Stock of the Week
Price as of Jul 10th: $27.36
The spring rally is gone and the bears are coming back out. The financials are pulling back. Here we go again. The insurance stocks are also pulling back, but analysts remain bullish on the insurance stocks, predicting a rebound before the other financials. Many of the top insurance stocks now qualify for TARP money, yet most do not need it including this weeks featured stock of the week, Metlife. Metlife has performed well since March. In May, the government's stress test found that Metlife has adequate capital. At the end of May, Metlife was elected to move into the S&P 100 which is a great achievement. The financials and the broader market have a number of tough quarters to get through, but long term the insurance stocks and Metlife will eventually perform well.
Back on May 1st, the headlines for MetLife's earnings were not pretty. The company lost $574 million, or 71 cents per share, in the first three months of the year. Last year, MetLife made a profit of $615 million, or 84 cents per share. Sales dropped 12% to $10.2 billion, almost $2 billion short of Wall Street analysts' expectations for $11.9 billion in revenue. Revenue from premiums, fees and other revenue slipped 2 percent.
Like other insurers, MetLife has been hurt by stock market declines in recent months. The company said its loss on investments widened to $618 million, taking into account taxes. Its net investment income declined 24%to $3.3 billion from $4.3 billion in the year-ago quarter. MetLife emphasizes operating income because it excludes such losses and is considered more reflective of the company's performance. The company said operating income totaled 20 cents per share. That's still much less than Wall Street was expecting. Thomson Reuters says analysts were looking for a per-share profit of 34 cents. But even though the results don't sound good, Metlife is performing well and remains well capitalized. The government stress suggested that Metlife has $8 billion of excess capital even after two years of cumulative losses under the stress scenario, which implies that Metlife's guidance of $5 billion of excess is conservative. Among the top 19 financials, Metlife had the lowest cumulative loss rate on its risk weighted assets, bolstering the argument that life insurers' investment portfolios are generally more conservative than other financial institutions.
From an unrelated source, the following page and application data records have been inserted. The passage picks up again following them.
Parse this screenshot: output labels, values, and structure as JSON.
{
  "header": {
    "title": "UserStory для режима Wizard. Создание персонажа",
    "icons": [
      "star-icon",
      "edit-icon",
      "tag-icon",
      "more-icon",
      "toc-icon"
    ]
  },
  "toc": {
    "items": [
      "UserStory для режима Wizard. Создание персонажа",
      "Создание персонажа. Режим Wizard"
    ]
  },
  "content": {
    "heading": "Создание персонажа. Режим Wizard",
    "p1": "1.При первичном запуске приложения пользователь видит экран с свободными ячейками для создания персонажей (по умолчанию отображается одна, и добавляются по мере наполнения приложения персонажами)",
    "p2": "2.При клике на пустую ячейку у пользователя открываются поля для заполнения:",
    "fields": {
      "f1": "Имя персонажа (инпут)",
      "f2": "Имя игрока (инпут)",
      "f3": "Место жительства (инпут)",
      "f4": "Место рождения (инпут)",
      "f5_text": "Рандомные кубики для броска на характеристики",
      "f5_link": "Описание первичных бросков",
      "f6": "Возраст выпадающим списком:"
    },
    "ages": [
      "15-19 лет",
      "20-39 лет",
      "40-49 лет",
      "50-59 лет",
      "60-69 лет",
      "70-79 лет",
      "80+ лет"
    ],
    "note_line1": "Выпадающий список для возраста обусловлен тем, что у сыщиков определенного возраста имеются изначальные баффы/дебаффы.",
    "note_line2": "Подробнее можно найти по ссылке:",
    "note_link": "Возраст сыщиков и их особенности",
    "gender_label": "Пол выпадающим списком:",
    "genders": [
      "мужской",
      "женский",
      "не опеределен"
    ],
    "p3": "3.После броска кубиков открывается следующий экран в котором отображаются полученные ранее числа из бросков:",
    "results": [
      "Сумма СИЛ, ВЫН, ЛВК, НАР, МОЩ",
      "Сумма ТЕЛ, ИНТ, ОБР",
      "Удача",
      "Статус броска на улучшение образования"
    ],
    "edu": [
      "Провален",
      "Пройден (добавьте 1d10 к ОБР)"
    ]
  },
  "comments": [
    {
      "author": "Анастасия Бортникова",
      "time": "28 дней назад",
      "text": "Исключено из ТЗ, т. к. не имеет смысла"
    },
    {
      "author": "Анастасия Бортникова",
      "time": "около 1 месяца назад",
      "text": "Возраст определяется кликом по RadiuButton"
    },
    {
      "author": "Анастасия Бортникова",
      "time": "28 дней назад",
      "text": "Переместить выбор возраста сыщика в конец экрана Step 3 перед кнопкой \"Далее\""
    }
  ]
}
In June, Friedman Capital discussed their takeaways from meetings with Metlife mangement. Friedman believes that Metlife is among the most stable of the large life insurers and is well positioned to deliver long-term shareholder value. Frieman increased their 2009 and 2010 earnings estimates for Metlife to $2.71 and $4.00 a share from $2.15 and $3.70 a share. Wallstreet concensus is $2.49/$3.87 respectively. Based on Friedman's estimates and the cencensus estimates, Metlife is trading for 10 times earnings, 7 times next year's earnings, and 0.45 times sales. The stock is also trading below their book value of $28.25 a share. Short term business remains tough, but long term there is great shareholder value in Metlife and other insurance and financial stocks.